“I am not my awareness”

“My whole life I’ve been comfortably trapped in my own little world. In this world my idealistic mentality protects me from the evils that exist in humanity and in life. Through my adolescent years this unawareness and pure oblivion was a gift and a blessing as I had known it, not realizing that my obliviousness was creating problems for myself and those around me.

I am not proud to admit oblivion is ingrained in my personality. I approach many social and emotional issues in my life with naivety and unawareness- not all, but many. My understanding nature that results from my outer shell of oblivion has been taken advantage of time and time again. I’ve been pushed around. I’ve been used. Individuals often forget there’s a person underneath that shell. I am educated, I am creative. I know who I am and I have my own values and ideas. No one can change that. No one can take that away from me. But people can and do take advantage of my void. And I must remind them there is a strong individual underneath the fog and the cloudiness. I, myself, must also remember the emotions of others are at stake within that naive haze.

I am the kind of person who will contort myself to avoid compromising the life of an ant with the soles of my shoes. Subsequently, I don’t have the capacity to intentionally hurt those that I love.

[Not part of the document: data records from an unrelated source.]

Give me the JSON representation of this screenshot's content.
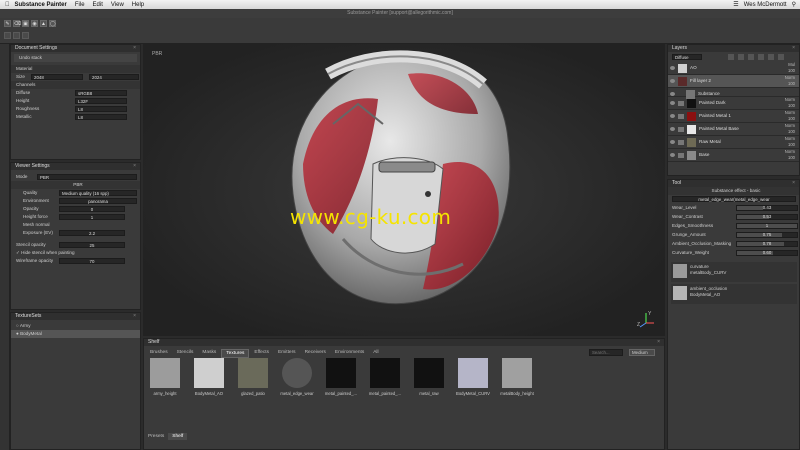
{
  "menubar": {
    "app": "Substance Painter",
    "items": [
      "File",
      "Edit",
      "View",
      "Help"
    ],
    "user": "Wes McDermott"
  },
  "window": {
    "title": "Substance Painter [support@allegorithmic.com]"
  },
  "doc": {
    "title": "Document Settings",
    "undo": "Undo stack",
    "material_label": "Material",
    "size_label": "Size",
    "size_val": "2048",
    "size_val2": "2024",
    "channels_label": "Channels",
    "channels": [
      {
        "name": "Diffuse",
        "fmt": "sRGB8"
      },
      {
        "name": "Height",
        "fmt": "L32F"
      },
      {
        "name": "Roughness",
        "fmt": "L8"
      },
      {
        "name": "Metallic",
        "fmt": "L8"
      }
    ]
  },
  "viewer": {
    "title": "Viewer Settings",
    "mode_label": "Mode",
    "mode": "PBR",
    "pbr_header": "PBR",
    "quality_label": "Quality",
    "quality": "Medium quality (16 spp)",
    "env_label": "Environment",
    "env": "panorama",
    "opacity_label": "Opacity",
    "opacity": "0",
    "hforce_label": "Height force",
    "hforce": "1",
    "mnormal_label": "Mesh normal",
    "exposure_label": "Exposure (EV)",
    "exposure": "2.2",
    "stencil_label": "Stencil opacity",
    "stencil": "25",
    "hide_stencil": "Hide stencil when painting",
    "wire_label": "Wireframe opacity",
    "wire": "70"
  },
  "texturesets": {
    "title": "TextureSets",
    "items": [
      "Army",
      "BodyMetal"
    ]
  },
  "viewport": {
    "label": "PBR",
    "watermark": "www.cg-ku.com",
    "axis_z": "Z",
    "axis_y": "Y"
  },
  "layers": {
    "title": "Layers",
    "channel": "Diffuse",
    "items": [
      {
        "name": "AO",
        "blend": "Mul",
        "op": "100",
        "color": "#cfcfcf"
      },
      {
        "name": "Fill layer 2",
        "blend": "Norm",
        "op": "100",
        "color": "#5a2a2a"
      },
      {
        "name": "Substance",
        "blend": "",
        "op": "",
        "color": "#777"
      },
      {
        "name": "Painted Dark",
        "blend": "Norm",
        "op": "100",
        "color": "#111"
      },
      {
        "name": "Painted Metal 1",
        "blend": "Norm",
        "op": "100",
        "color": "#8b1010"
      },
      {
        "name": "Painted Metal Base",
        "blend": "Norm",
        "op": "100",
        "color": "#e8e8e8"
      },
      {
        "name": "Raw Metal",
        "blend": "Norm",
        "op": "100",
        "color": "#6e6a55"
      },
      {
        "name": "Base",
        "blend": "Norm",
        "op": "100",
        "color": "#8a8a8a"
      }
    ]
  },
  "tool": {
    "title": "Tool",
    "effect": "Substance effect - basic",
    "preset": "metal_edge_wear(metal_edge_wear",
    "params": [
      {
        "name": "Wear_Level",
        "value": "0.43",
        "level": 0.43
      },
      {
        "name": "Wear_Contrast",
        "value": "0.53",
        "level": 0.53
      },
      {
        "name": "Edges_Smoothness",
        "value": "1",
        "level": 1.0
      },
      {
        "name": "Grunge_Amount",
        "value": "0.75",
        "level": 0.75
      },
      {
        "name": "Ambient_Occlusion_Masking",
        "value": "0.78",
        "level": 0.78
      },
      {
        "name": "Curvature_Weight",
        "value": "0.60",
        "level": 0.6
      }
    ],
    "inputs": [
      {
        "line1": "curvature",
        "line2": "metalBody_CURV"
      },
      {
        "line1": "ambient_occlusion",
        "line2": "BodyMetal_AO"
      }
    ]
  },
  "shelf": {
    "title": "Shelf",
    "tabs": [
      "Brushes",
      "Stencils",
      "Masks",
      "Textures",
      "Effects",
      "Emitters",
      "Receivers",
      "Environments",
      "All"
    ],
    "active_tab": "Textures",
    "search_placeholder": "Search...",
    "size": "Medium",
    "items": [
      "army_height",
      "BodyMetal_AO",
      "glazed_patio",
      "metal_edge_wear",
      "metal_painted_...",
      "metal_painted_...",
      "metal_raw",
      "BodyMetal_CURV",
      "metalBody_height"
    ],
    "bottom_tabs": [
      "Presets",
      "Shelf"
    ]
  },
  "colors": {
    "accent": "#f5e400",
    "panel": "#3a3a3a",
    "dark": "#2b2b2b"
  }
}
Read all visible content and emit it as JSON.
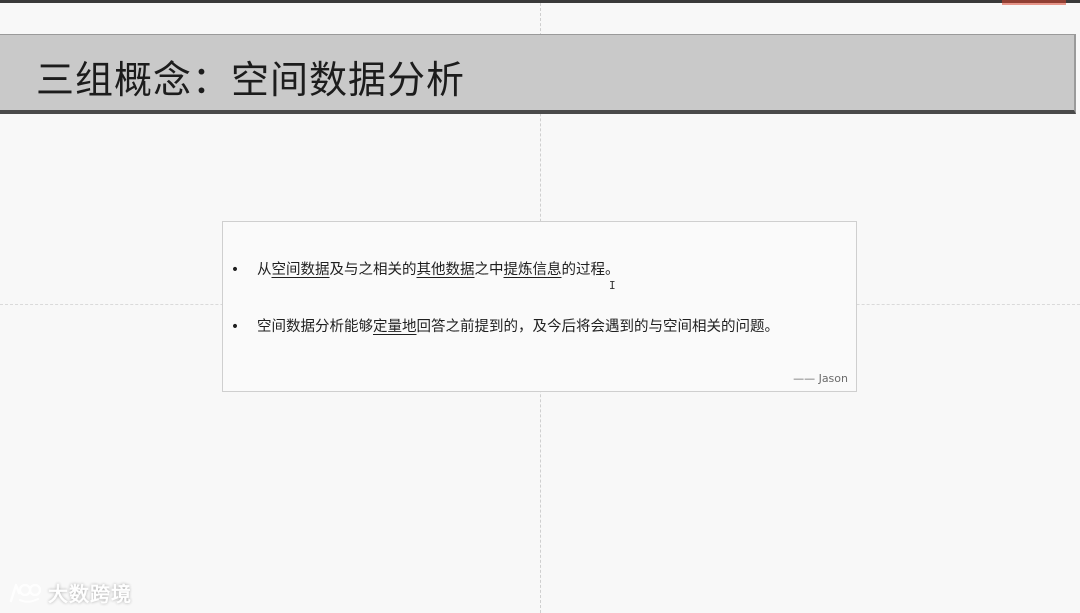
{
  "slide": {
    "title": "三组概念：空间数据分析",
    "bullets": [
      [
        {
          "t": "从",
          "u": false
        },
        {
          "t": "空间数据",
          "u": true
        },
        {
          "t": "及与之相关的",
          "u": false
        },
        {
          "t": "其他数据",
          "u": true
        },
        {
          "t": "之中",
          "u": false
        },
        {
          "t": "提炼信息",
          "u": true
        },
        {
          "t": "的过程。",
          "u": false
        }
      ],
      [
        {
          "t": "空间数据分析能够",
          "u": false
        },
        {
          "t": "定量地",
          "u": true
        },
        {
          "t": "回答之前提到的，及今后将会遇到的与空间相关的问题。",
          "u": false
        }
      ]
    ],
    "attribution": "—— Jason"
  },
  "watermark": {
    "text": "大数跨境"
  },
  "colors": {
    "title_bar": "#c9c9c9",
    "title_text": "#1c1c1c",
    "accent_red": "#d9442e"
  }
}
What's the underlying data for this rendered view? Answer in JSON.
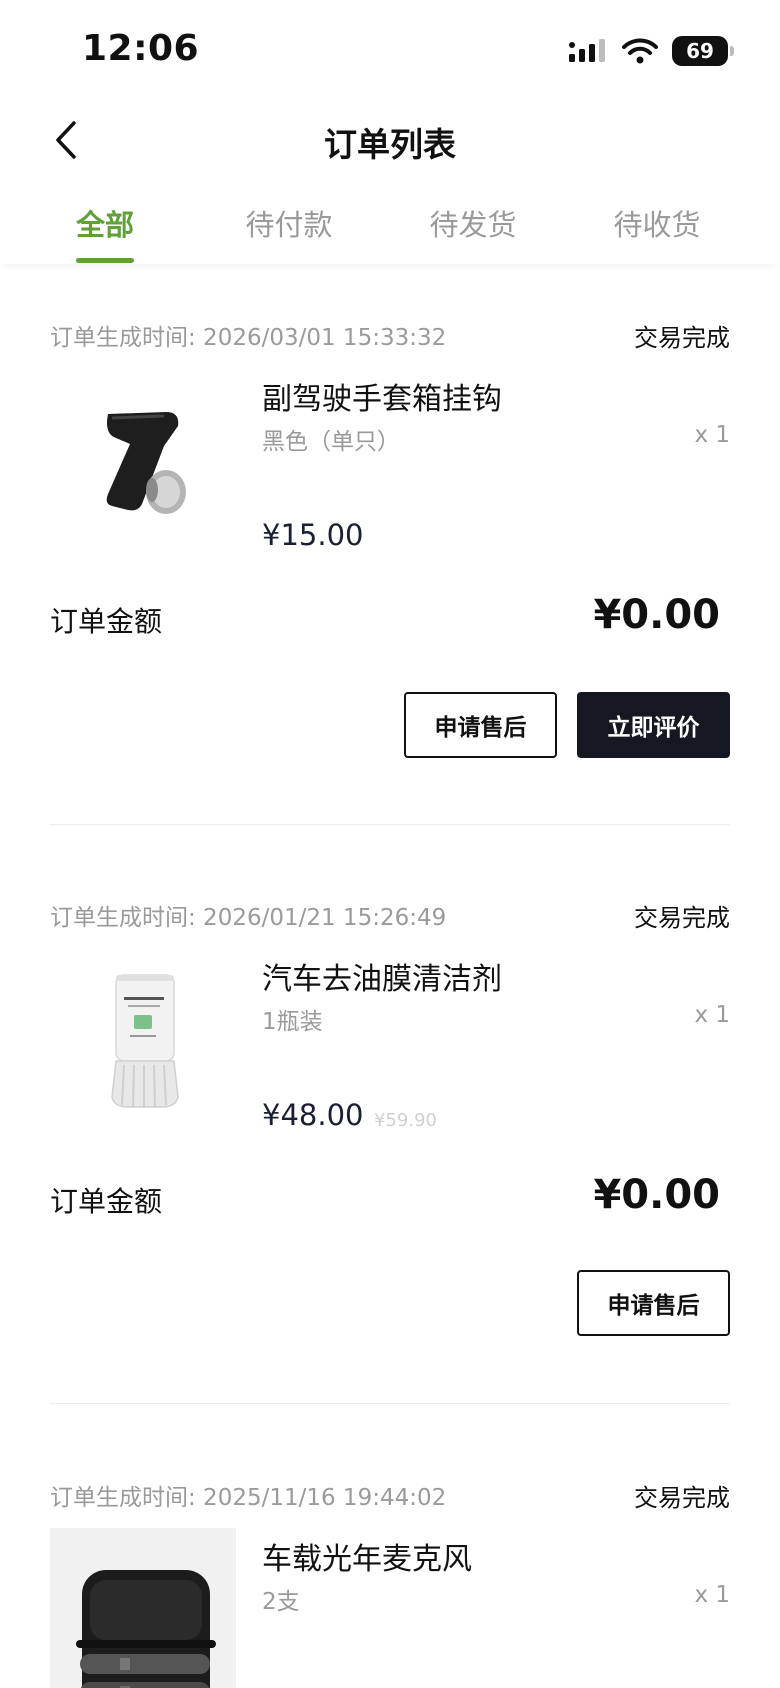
{
  "status_bar": {
    "time": "12:06",
    "battery": "69"
  },
  "nav": {
    "title": "订单列表"
  },
  "tabs": [
    {
      "label": "全部",
      "active": true
    },
    {
      "label": "待付款",
      "active": false
    },
    {
      "label": "待发货",
      "active": false
    },
    {
      "label": "待收货",
      "active": false
    }
  ],
  "colors": {
    "accent": "#5fa037",
    "dark_button": "#151823"
  },
  "orders": [
    {
      "time_label": "订单生成时间: 2026/03/01 15:33:32",
      "status": "交易完成",
      "product": {
        "name": "副驾驶手套箱挂钩",
        "spec": "黑色（单只）",
        "qty": "x 1",
        "price": "¥15.00",
        "old_price": "",
        "icon": "hook-product-image"
      },
      "total_label": "订单金额",
      "total": "¥0.00",
      "buttons": [
        "申请售后",
        "立即评价"
      ]
    },
    {
      "time_label": "订单生成时间: 2026/01/21 15:26:49",
      "status": "交易完成",
      "product": {
        "name": "汽车去油膜清洁剂",
        "spec": "1瓶装",
        "qty": "x 1",
        "price": "¥48.00",
        "old_price": "¥59.90",
        "icon": "cleaner-bottle-image"
      },
      "total_label": "订单金额",
      "total": "¥0.00",
      "buttons": [
        "申请售后"
      ]
    },
    {
      "time_label": "订单生成时间: 2025/11/16 19:44:02",
      "status": "交易完成",
      "product": {
        "name": "车载光年麦克风",
        "spec": "2支",
        "qty": "x 1",
        "icon": "microphone-case-image"
      }
    }
  ]
}
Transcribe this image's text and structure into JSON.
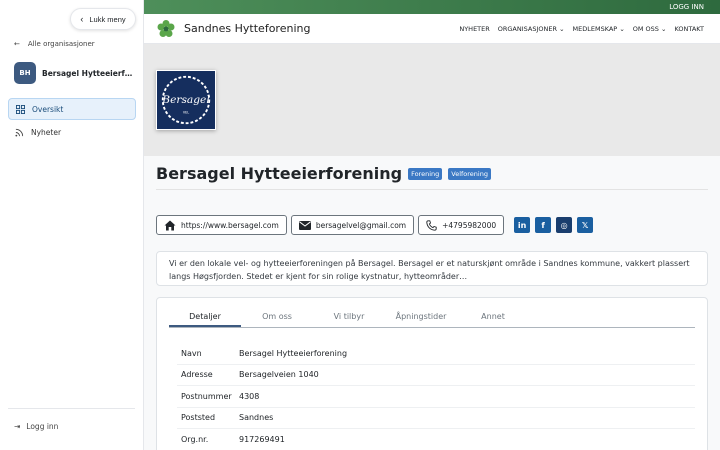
{
  "sidebar": {
    "close_label": "Lukk meny",
    "back_label": "Alle organisasjoner",
    "org_initials": "BH",
    "org_name": "Bersagel Hytteeierforening",
    "nav": [
      {
        "label": "Oversikt",
        "icon": "grid-icon",
        "active": true
      },
      {
        "label": "Nyheter",
        "icon": "rss-icon",
        "active": false
      }
    ],
    "login_label": "Logg inn"
  },
  "topbar": {
    "login_label": "LOGG INN",
    "color_start": "#4e8f5a",
    "color_end": "#2e6a3e"
  },
  "navbar": {
    "site_title": "Sandnes Hytteforening",
    "links": [
      {
        "label": "NYHETER",
        "dropdown": false
      },
      {
        "label": "ORGANISASJONER",
        "dropdown": true
      },
      {
        "label": "MEDLEMSKAP",
        "dropdown": true
      },
      {
        "label": "OM OSS",
        "dropdown": true
      },
      {
        "label": "KONTAKT",
        "dropdown": false
      }
    ]
  },
  "hero": {
    "logo_text": "Bersagel",
    "logo_subtext": "VEL",
    "logo_bg": "#152e5e"
  },
  "org": {
    "title": "Bersagel Hytteeierforening",
    "badges": [
      "Forening",
      "Velforening"
    ],
    "website": "https://www.bersagel.com",
    "email": "bersagelvel@gmail.com",
    "phone": "+4795982000",
    "social": [
      {
        "icon": "linkedin-icon",
        "glyph": "in",
        "color": "#1a5fa0"
      },
      {
        "icon": "facebook-icon",
        "glyph": "f",
        "color": "#1a5fa0"
      },
      {
        "icon": "instagram-icon",
        "glyph": "◎",
        "color": "#1a3e6e"
      },
      {
        "icon": "x-icon",
        "glyph": "𝕏",
        "color": "#1a5fa0"
      }
    ],
    "description": "Vi er den lokale vel- og hytteeierforeningen på Bersagel. Bersagel er et naturskjønt område i Sandnes kommune, vakkert plassert langs Høgsfjorden. Stedet er kjent for sin rolige kystnatur, hytteområder…"
  },
  "tabs": [
    "Detaljer",
    "Om oss",
    "Vi tilbyr",
    "Åpningstider",
    "Annet"
  ],
  "details": [
    {
      "label": "Navn",
      "value": "Bersagel Hytteeierforening"
    },
    {
      "label": "Adresse",
      "value": "Bersagelveien 1040"
    },
    {
      "label": "Postnummer",
      "value": "4308"
    },
    {
      "label": "Poststed",
      "value": "Sandnes"
    },
    {
      "label": "Org.nr.",
      "value": "917269491"
    }
  ]
}
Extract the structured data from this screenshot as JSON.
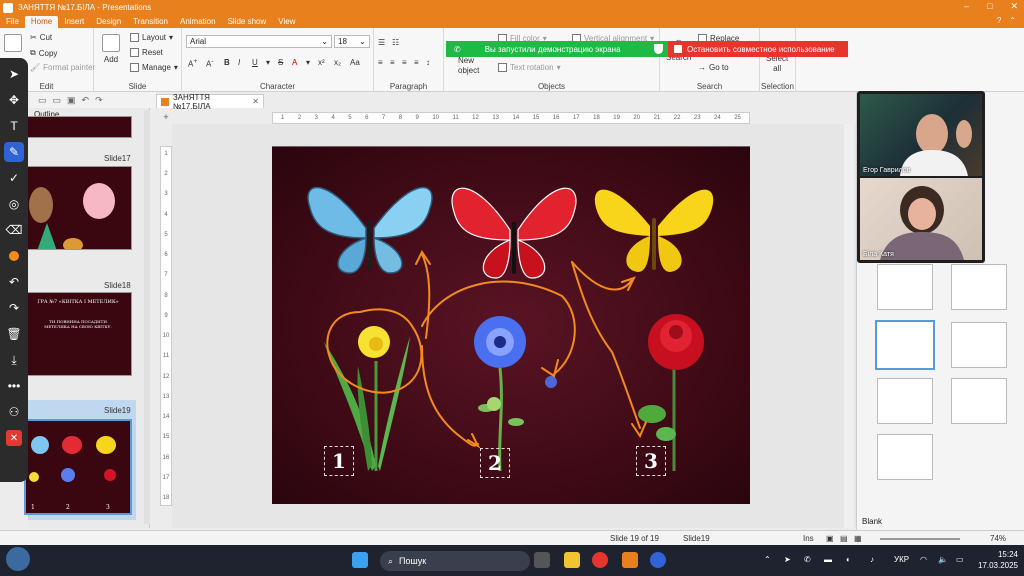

As it turns out, being trapped in my own idealistic mind and being oblivious to many of the thoughts and feelings toward me by my peers and loved ones, infringed deeply on my capability to hurt others. For years I had been inflicting pain on individuals I cared about through false pretenses. For many of my friendships, there was a major disconnect between my intentions for the relationship, and how the other party perceived them. This led to fallouts of great friendships that I would never deliberately compromise. The worst part: I had no idea.

Fortunately all great friendships can and have healed. However, to simply admit that I have hurt people through my very nature is heartrending. This very thought makes me cringe with guilt, discomfort and sadness. To realize this same trait has been the root of much of my vulnerability is equally eye opening. Idealism, naivety and oblivion are not always negative things. In fact, my unawareness has brought considerable happiness to my life. Nevertheless, knowing the consequences of this characteristic of my personality has allowed me to move forward rather than to let it be left to fester and grow more painful. How people have treated me doesn’t define me. Who I have inadvertently hurt doesn’t define me. I am oblivious to many things. But, my obliviousness doesn’t define me. I am not my awareness.”